[[ Raw data open ]]

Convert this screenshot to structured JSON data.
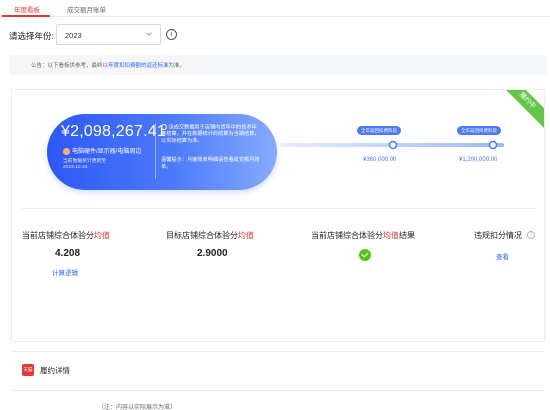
{
  "tabs": [
    {
      "label": "年度看板",
      "active": true
    },
    {
      "label": "成交额月账单",
      "active": false
    }
  ],
  "year_filter": {
    "label": "请选择年份:",
    "selected": "2023"
  },
  "notice": {
    "prefix": "公告：以下看板供参考，最终以",
    "link": "年度扣扣费额的返还标准",
    "suffix": "为准。"
  },
  "status_ribbon": "履约中",
  "summary": {
    "amount": "¥2,098,267.41",
    "badge": "电脑硬件/显示器/电脑周边",
    "updated_line1": "当前数据统计更新至",
    "updated_line2": "2023-10-24",
    "note": "该成交数据用于店铺内货年中的技术年度结算，并在数据统计的结算为当期结算，以实际结算为准。",
    "tip": "温馨提示：月度账单明细请查看成交额月账单。"
  },
  "milestones": [
    {
      "label": "全年返回扣费阶段",
      "amount": "¥360,000.00"
    },
    {
      "label": "全年返回扣费阶段",
      "amount": "¥1,200,000.00"
    }
  ],
  "metrics": [
    {
      "title_prefix": "当前店铺综合体验分",
      "title_highlight": "均值",
      "title_suffix": "",
      "value": "4.208",
      "link": "计算逻辑"
    },
    {
      "title_prefix": "目标店铺综合体验分",
      "title_highlight": "均值",
      "title_suffix": "",
      "value": "2.9000"
    },
    {
      "title_prefix": "当前店铺综合体验分",
      "title_highlight": "均值",
      "title_suffix": "结果",
      "result_icon": "check-icon"
    },
    {
      "title_prefix": "违规扣分情况",
      "title_highlight": "",
      "title_suffix": "",
      "link": "查看"
    }
  ],
  "performance": {
    "logo_text": "天猫",
    "title": "履约详情"
  },
  "bottom_partial": "（注：内容以实际展示为准）",
  "colors": {
    "accent_red": "#e53935",
    "link_blue": "#2b66ff",
    "card_blue": "#3a66f7",
    "success_green": "#52c41a",
    "ribbon_green": "#63c74a"
  }
}
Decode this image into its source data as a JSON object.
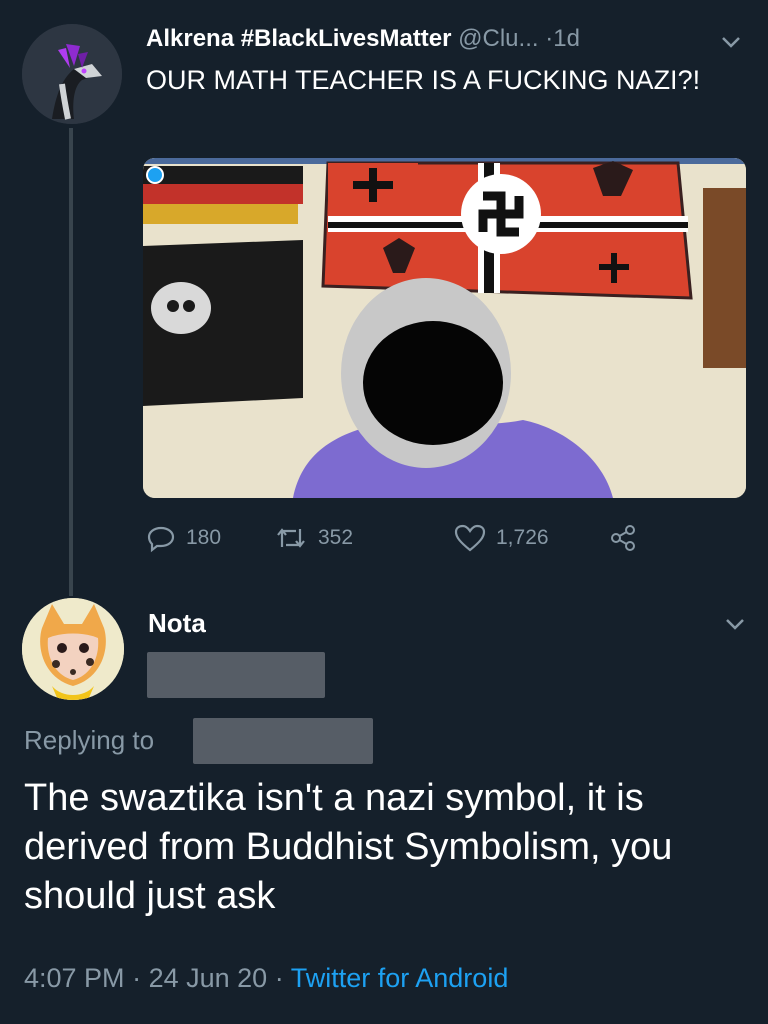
{
  "tweet": {
    "display_name": "Alkrena #BlackLivesMatter",
    "handle": "@Clu...",
    "separator": "·",
    "time_ago": "1d",
    "text": "OUR MATH TEACHER IS A FUCKING NAZI?!",
    "stats": {
      "replies": "180",
      "retweets": "352",
      "likes": "1,726"
    }
  },
  "reply": {
    "display_name": "Nota",
    "replying_label": "Replying to",
    "text": "The swaztika isn't a nazi symbol, it is derived from Buddhist Symbolism, you should just ask",
    "time": "4:07 PM",
    "date": "24 Jun 20",
    "client": "Twitter for Android",
    "separator": "·"
  },
  "icons": [
    "reply-icon",
    "retweet-icon",
    "like-icon",
    "share-icon",
    "chevron-down-icon"
  ],
  "colors": {
    "background": "#15202b",
    "muted": "#8899a6",
    "link": "#1da1f2",
    "redaction": "#565d66"
  }
}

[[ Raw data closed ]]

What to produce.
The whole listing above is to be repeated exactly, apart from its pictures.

Response for this exercise.
Convert this screenshot to structured JSON data.
{
  "tabs": [
    {
      "label": "年度看板",
      "active": true
    },
    {
      "label": "成交额月账单",
      "active": false
    }
  ],
  "year_filter": {
    "label": "请选择年份:",
    "selected": "2023"
  },
  "notice": {
    "prefix": "公告：以下看板供参考，最终以",
    "link": "年度扣扣费额的返还标准",
    "suffix": "为准。"
  },
  "status_ribbon": "履约中",
  "summary": {
    "amount": "¥2,098,267.41",
    "badge": "电脑硬件/显示器/电脑周边",
    "updated_line1": "当前数据统计更新至",
    "updated_line2": "2023-10-24",
    "note": "该成交数据用于店铺内货年中的技术年度结算，并在数据统计的结算为当期结算，以实际结算为准。",
    "tip": "温馨提示：月度账单明细请查看成交额月账单。"
  },
  "milestones": [
    {
      "label": "全年返回扣费阶段",
      "amount": "¥360,000.00"
    },
    {
      "label": "全年返回扣费阶段",
      "amount": "¥1,200,000.00"
    }
  ],
  "metrics": [
    {
      "title_prefix": "当前店铺综合体验分",
      "title_highlight": "均值",
      "title_suffix": "",
      "value": "4.208",
      "link": "计算逻辑"
    },
    {
      "title_prefix": "目标店铺综合体验分",
      "title_highlight": "均值",
      "title_suffix": "",
      "value": "2.9000"
    },
    {
      "title_prefix": "当前店铺综合体验分",
      "title_highlight": "均值",
      "title_suffix": "结果",
      "result_icon": "check-icon"
    },
    {
      "title_prefix": "违规扣分情况",
      "title_highlight": "",
      "title_suffix": "",
      "link": "查看"
    }
  ],
  "performance": {
    "logo_text": "天猫",
    "title": "履约详情"
  },
  "bottom_partial": "（注：内容以实际展示为准）",
  "colors": {
    "accent_red": "#e53935",
    "link_blue": "#2b66ff",
    "card_blue": "#3a66f7",
    "success_green": "#52c41a",
    "ribbon_green": "#63c74a"
  }
}
Decode this image into its source data as a JSON object.
{
  "tweet": {
    "display_name": "Alkrena #BlackLivesMatter",
    "handle": "@Clu...",
    "separator": "·",
    "time_ago": "1d",
    "text": "OUR MATH TEACHER IS A FUCKING NAZI?!",
    "stats": {
      "replies": "180",
      "retweets": "352",
      "likes": "1,726"
    }
  },
  "reply": {
    "display_name": "Nota",
    "replying_label": "Replying to",
    "text": "The swaztika isn't a nazi symbol, it is derived from Buddhist Symbolism, you should just ask",
    "time": "4:07 PM",
    "date": "24 Jun 20",
    "client": "Twitter for Android",
    "separator": "·"
  },
  "icons": [
    "reply-icon",
    "retweet-icon",
    "like-icon",
    "share-icon",
    "chevron-down-icon"
  ],
  "colors": {
    "background": "#15202b",
    "muted": "#8899a6",
    "link": "#1da1f2",
    "redaction": "#565d66"
  }
}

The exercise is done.